    Having the flowers of crops pollinated by bees is necessary to obtain a good tomato harvest. In order to achieve fruit set, the pollen has to be released from the stamens and transferred to the female parts. Until recently, this was done using an eclectic or battery operated pollinator. This type of crop pollination was a painstaking and delicate task.

    In 1998 it was discovered that bumblebees could do this work much better and also more efficiently. Their sense of smell guides them to flower when it is ready to be pollinated. The bumblebees accomplish this task seven days a week throughout the entire season. The bumblebee lives in colonies but acts more or less individually , unlike the honeybee. Bumblebees can also be used for pollination of a wide range of crops including tomatoes, peppers, blueberries, strawberries and other small fruits and orchard crops.  Bumblebees visit tomato flowers to gather pollen. Pollen is their protein source. The bumblebee only visits flowers when the pollen is mature and in a condition to be released. They do not work flowers that are immature or flowers that have pollen that is too wet and sticky to do high humidity.

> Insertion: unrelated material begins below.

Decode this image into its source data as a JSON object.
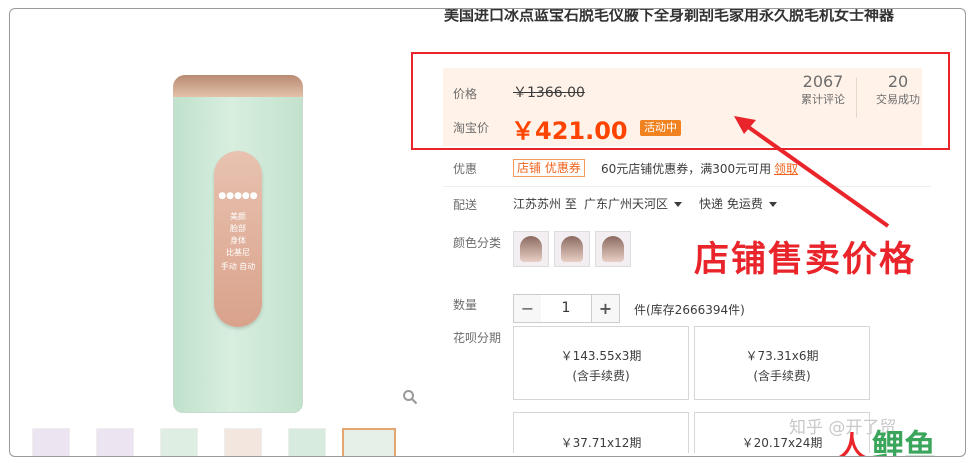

    Bumblebees are generally not aggressive and if you leave them alone, they will leave you alone. When you are working with the plants, you do need to be aware that they are in the green house, however.  If you surprise one when you are clipping or suckering , both of you may jump.  As long as you watch out for them and let them go about their business, there should be no problem. Each hive consists of 50 to 100 bumblebees. Because they are larger than honey bees, they can carry more pollen in one trip. They are also more efficient pollinators than honeybees. Because of the life cycle of the bumblebee and the mature nature of the social structure of the hive, the effectiveness of the hive for pollinating drops off after two or three months. Reinforcement hives or replacement hives need to be brought in once hive decline has been detected. 

    Bumblebees are sensitive to many insecticides and therefore they work quite well with greenhouses that employ the use of beneficial insects. The cost of using bumblebees for pollination is more than offset by the better job they do. Actually, the labor to manually pollinate probably costs more than the bumblebee hive. In addition to the labor savings, when using bumblebees growers report more complete pollination and fruit, larger fruit, and better quality fruit. There are three sizes of hives currently available . Class "C" hives are for greenhouses up to 5,000 sq.ft. , providing approximately 3 to 5 weeks of service. Growers with green houses from 5,000 to to 15,000 sq.ft. should purchase a Class "B" hive and expect to get 6 to 8 weeks of service from it. Growers with 15,000 sq.ft. to half an acre of greenhouses should purchase a Class "A" hive and expect to get 12 to 16 weeks of service from it. Hives must be ordered by Monday or Wednesday, 12 noon eastern time. They should arrive in the same week on Wednesday or Friday respectively.

    They should be ordered once flowers on the first cluster are opening on most of the plants in the greenhouse. Contact us on how you can implement bumblebees in your greenhouse.